Social media has eroded, even destroyed, the concepts of privacy Gen X and before took for granted. For us to be an outsider, to be weird, was something you could do alone and grow out of – if you wanted to of course. For the later millennials and beyond, even in quarantine, there is no alone, no solitude to reflect. Everything seems to be out there looking for likes and other forms of validation my addled mid 40s brain can’t comprehend. Incels are a form of social validation that could not really have existed before social media. To get a network like that going would have been logistically and technically impossible on a scale beyond small outsider cliques in secondary schools. Now they are a movement. I somewhat pity Incels because, but for 20 or so years, I could have been one of them.
10. “I looked at women as a game to fill my missing void.”
In high school I was 300 pounds and my only conversations were about video games. Specifically World of Warcraft. I was nice to lots of girls. Thought I was the perfect gentleman like my mom taught me to be. I had female friends. However, I never could get a girlfriend or a girl interested in me except for one time a girl dated me a 4 hours as a dare and then publicly dumped me in the lunch room.
This caused me to start to despise women. Eventually, I learned it was my terrible hygiene and excessive weight that was causing girls to not like me. I started going to the gym and got into great shape. Lost 110 pounds, got a new style, started dressing and smelling good. All the sudden girls couldn’t get enough of me when I went to college. Due to all the rejection I had in middle/high school, I actually developed an addiction.
I would date a different girl every month and was notorious for one night stands. I looked at women as a game to fill my missing void. I couldn’t get enough. This went on for years until I realized I had a problem. Now years later I am married and in decent shape but not gym obsessed like before. I still see myself as both people. The guy obsessed with video games and food and then the guy who loves working out and partying. As I type this it is odd reflecting on how I lived two different lives over 15 years.

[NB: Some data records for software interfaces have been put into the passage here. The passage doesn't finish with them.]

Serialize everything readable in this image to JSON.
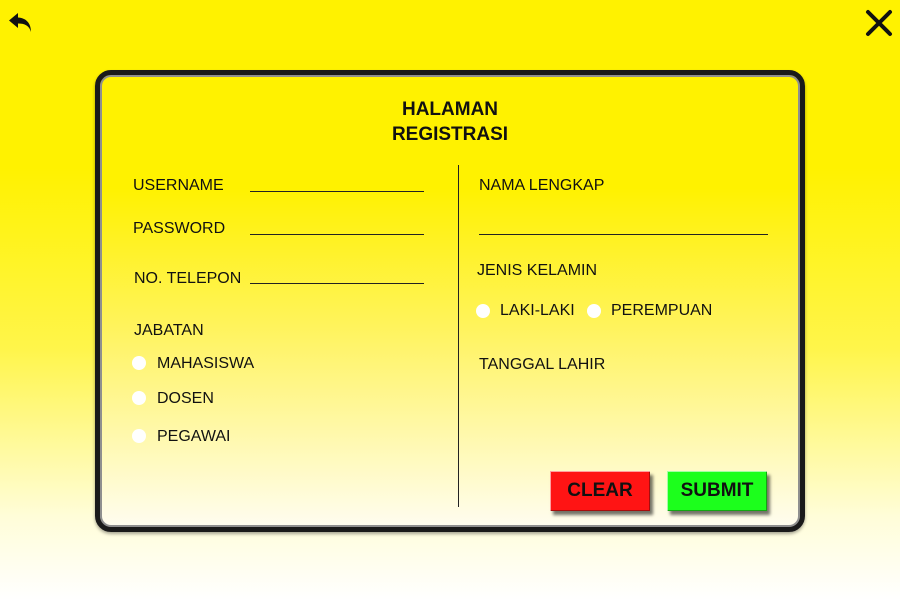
{
  "nav": {
    "back_icon": "undo-arrow-icon",
    "close_icon": "close-x-icon"
  },
  "form": {
    "title_line1": "HALAMAN",
    "title_line2": "REGISTRASI",
    "username_label": "USERNAME",
    "password_label": "PASSWORD",
    "phone_label": "NO. TELEPON",
    "position_label": "JABATAN",
    "position_options": [
      "MAHASISWA",
      "DOSEN",
      "PEGAWAI"
    ],
    "fullname_label": "NAMA LENGKAP",
    "gender_label": "JENIS KELAMIN",
    "gender_options": [
      "LAKI-LAKI",
      "PEREMPUAN"
    ],
    "birthdate_label": "TANGGAL LAHIR",
    "username_value": "",
    "password_value": "",
    "phone_value": "",
    "fullname_value": ""
  },
  "buttons": {
    "clear": "CLEAR",
    "submit": "SUBMIT"
  },
  "colors": {
    "background": "#fff200",
    "clear_button": "#ff1414",
    "submit_button": "#1cff1c",
    "border": "#1a1a1a"
  }
}
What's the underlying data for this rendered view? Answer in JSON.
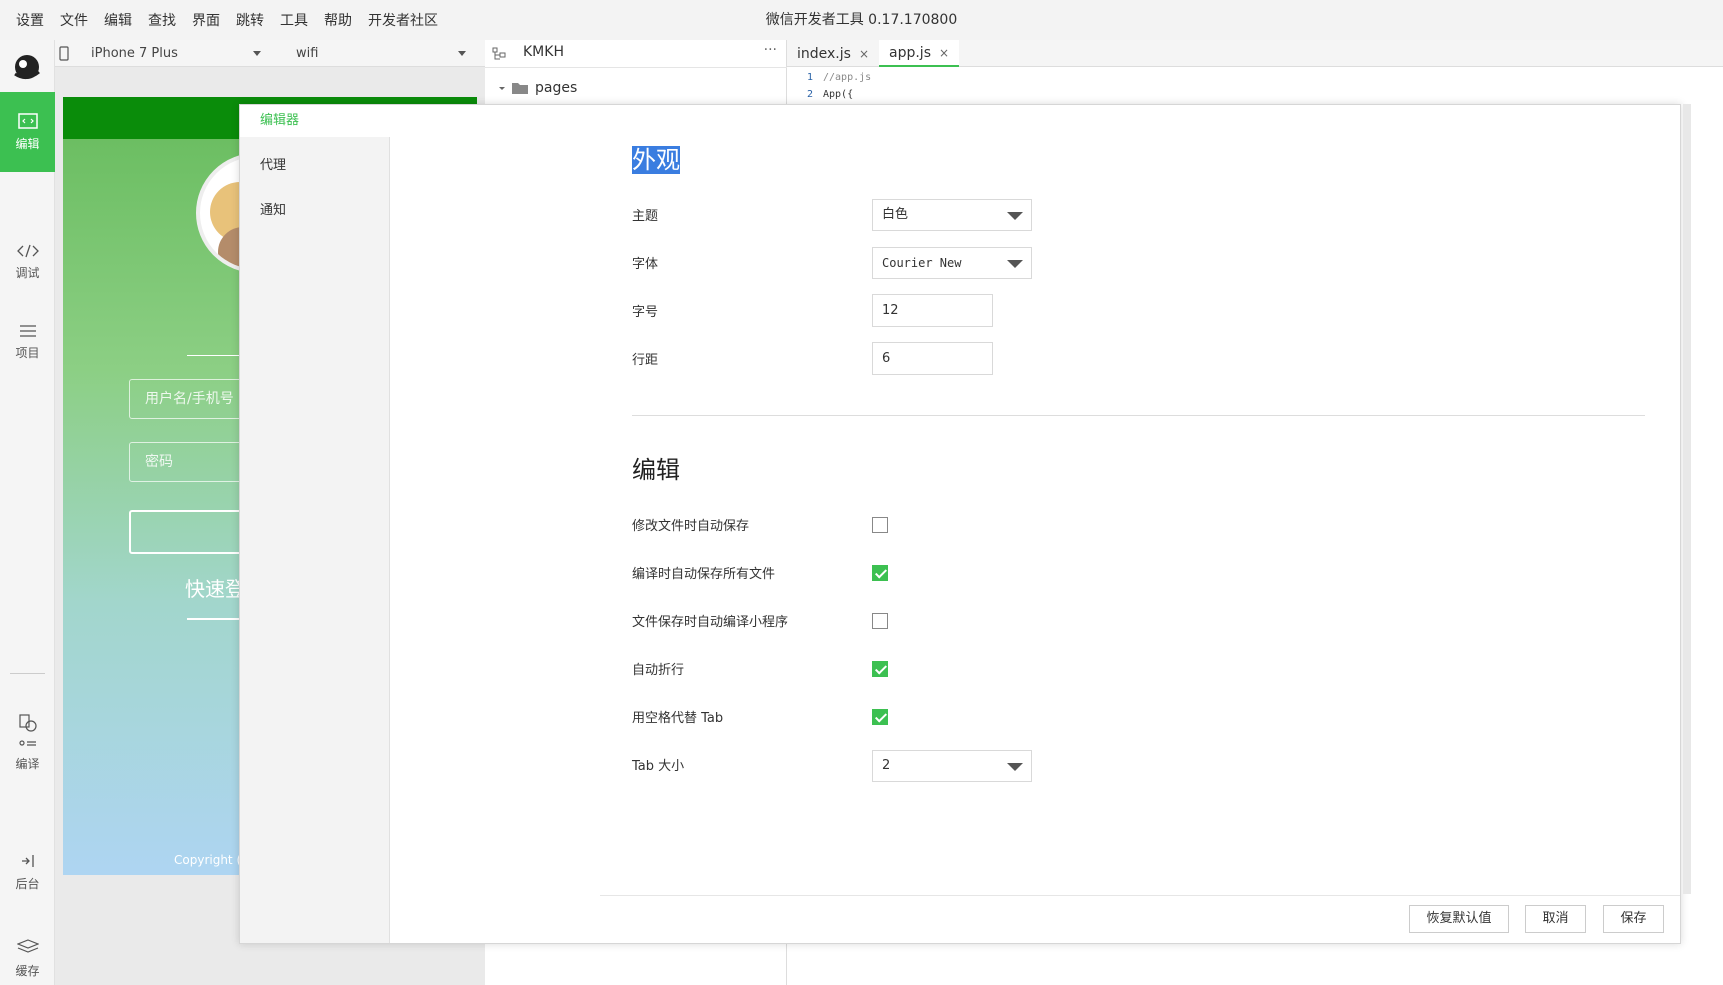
{
  "menubar": {
    "items": [
      "设置",
      "文件",
      "编辑",
      "查找",
      "界面",
      "跳转",
      "工具",
      "帮助",
      "开发者社区"
    ],
    "title": "微信开发者工具 0.17.170800"
  },
  "sidebar": {
    "edit_label": "编辑",
    "debug_label": "调试",
    "project_label": "项目",
    "compile_label": "编译",
    "backend_label": "后台",
    "cache_label": "缓存"
  },
  "toolbar": {
    "device": "iPhone 7 Plus",
    "network": "wifi"
  },
  "phone": {
    "username_placeholder": "用户名/手机号",
    "password_placeholder": "密码",
    "quick_label": "快速登",
    "copyright": "Copyright ("
  },
  "filetree": {
    "project_name": "KMKH",
    "more": "···",
    "folder": "pages"
  },
  "editor": {
    "tabs": [
      {
        "label": "index.js",
        "close": "×"
      },
      {
        "label": "app.js",
        "close": "×"
      }
    ],
    "lines": [
      {
        "num": "1",
        "text": "//app.js"
      },
      {
        "num": "2",
        "text": "App({"
      }
    ]
  },
  "dialog": {
    "nav": [
      "编辑器",
      "代理",
      "通知"
    ],
    "appearance": {
      "title": "外观",
      "theme_label": "主题",
      "theme_value": "白色",
      "font_label": "字体",
      "font_value": "Courier New",
      "size_label": "字号",
      "size_value": "12",
      "spacing_label": "行距",
      "spacing_value": "6"
    },
    "edit": {
      "title": "编辑",
      "options": [
        {
          "label": "修改文件时自动保存",
          "checked": false
        },
        {
          "label": "编译时自动保存所有文件",
          "checked": true
        },
        {
          "label": "文件保存时自动编译小程序",
          "checked": false
        },
        {
          "label": "自动折行",
          "checked": true
        },
        {
          "label": "用空格代替 Tab",
          "checked": true
        }
      ],
      "tab_size_label": "Tab 大小",
      "tab_size_value": "2"
    },
    "buttons": {
      "restore": "恢复默认值",
      "cancel": "取消",
      "save": "保存"
    }
  },
  "colors": {
    "accent": "#3cc051",
    "selection": "#3a7de0",
    "nav_bar": "#0a8c0a"
  }
}
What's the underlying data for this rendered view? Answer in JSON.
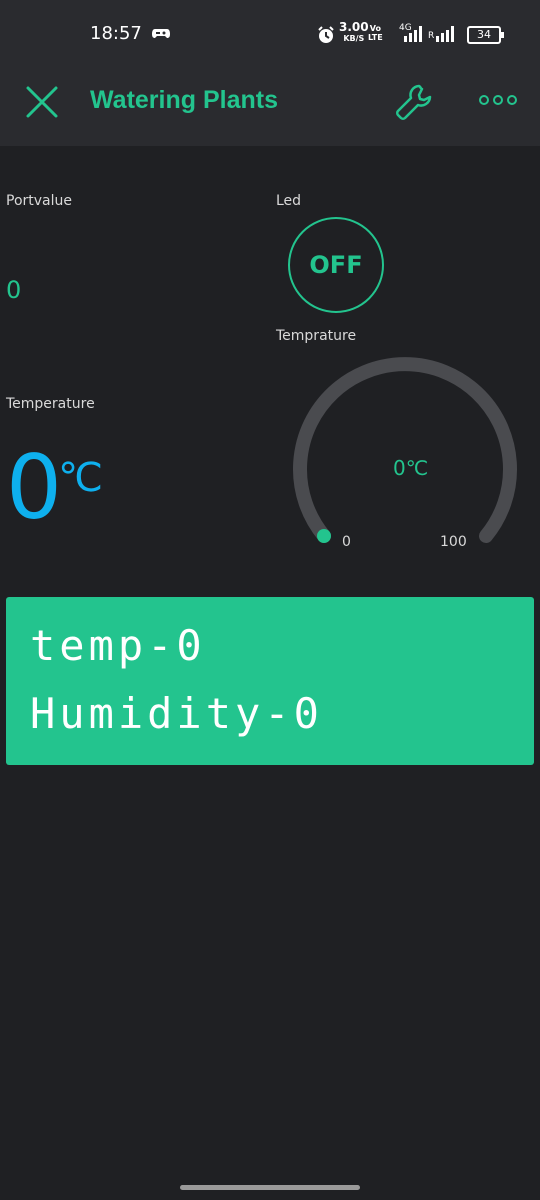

It’s refreshing and important to be reminded that we are not stuck as we are. Not everyone gets a fairy tale ending, but there is no call for defeatism, especially when it poisons us against each other. Brush yourself off. Find support that lifts you up without bashing someone else down.
Do you have a story like this?
Share it with us in the comments.